2. Photinia serratifolia (Desfontaines) Kalkman, Blumea. 21: 424. 1973.
Chinese photinia or hawthorn
Crataegus serratifolia Desfontaines, Tabl. Ecole Bot. ed. 3, 288, 408. 1829
Plants 40–60(–120) dm. Leaves persistent; petiole 20–40 mm, villous adaxially when young, glabrescent; blade narrowly elliptic to oblong, obovate-elliptic, or narrowly obovate, (6–)9–20 × 3–6.5 cm, coriaceous, base rounded or broadly cuneate, margins sharply serrate to rarely inconspicuously toothed or entire, lateral veins 20–30 pairs, apex acuminate, abaxial surfaces slightly villous along veins when young, quickly glabrescent. Inflorescences 10–18 cm diam. Pedicels without lenticels. Flowers 6–8 mm diam.; petals suborbiculate, 3–4 mm, glabrous or villous.
Flowering late Mar–Apr. Fencerows, thickets, disturbed sites; 20–200 m; introduced; Ala., Ga., La., Miss., Tex.; Asia.

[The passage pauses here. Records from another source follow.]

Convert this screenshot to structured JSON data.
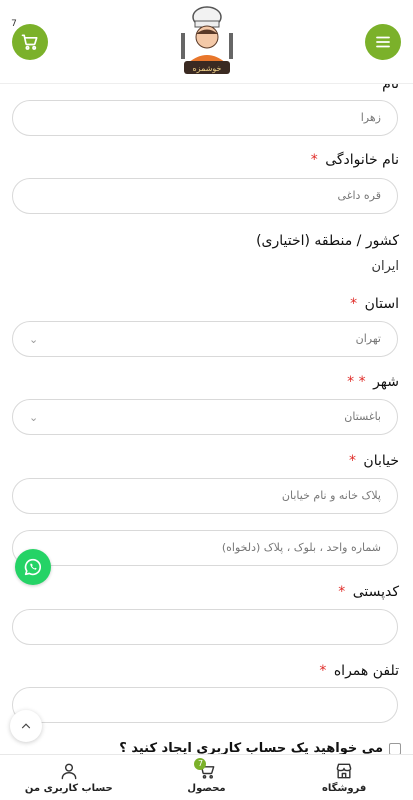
{
  "header": {
    "cart_count": "7",
    "logo_text": "خوشمزه"
  },
  "form": {
    "first_name": {
      "label": "نام",
      "value": "زهرا"
    },
    "last_name": {
      "label": "نام خانوادگی",
      "required": "*",
      "value": "قره داغی"
    },
    "country": {
      "label": "کشور / منطقه (اختیاری)",
      "value": "ایران"
    },
    "state": {
      "label": "استان",
      "required": "*",
      "value": "تهران"
    },
    "city": {
      "label": "شهر",
      "required": "* *",
      "value": "باغستان"
    },
    "street": {
      "label": "خیابان",
      "required": "*",
      "placeholder1": "پلاک خانه و نام خیابان",
      "placeholder2": "شماره واحد ، بلوک ، پلاک (دلخواه)"
    },
    "postcode": {
      "label": "کدپستی",
      "required": "*",
      "value": ""
    },
    "phone": {
      "label": "تلفن همراه",
      "required": "*",
      "value": ""
    },
    "create_account": {
      "label": "می خواهید یک حساب کاربری ایجاد کنید ؟"
    }
  },
  "bottom_nav": {
    "items": [
      {
        "label": "فروشگاه",
        "icon": "store-icon"
      },
      {
        "label": "محصول",
        "icon": "cart-icon",
        "badge": "7"
      },
      {
        "label": "حساب کاربری من",
        "icon": "user-icon"
      }
    ]
  },
  "colors": {
    "accent": "#7bb12a",
    "required": "#e02b27",
    "whatsapp": "#25d366"
  }
}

Four varieties of Photinia serratifolia are recorded in China; var. serratifolia occurs in the flora area and has leaf margins prominently serrate, entire only near the base (versus entire to shallowly and inconspicuously serrate in other varieties). Cultivars have been developed, however, differing in growth form, coloration, and leaf margins, and a formal identification to variety is problematic. Chinese photinia can grow larger than P. ×fraseri (‘red tip’) or Japanese photinia, and flowers appear before those of either.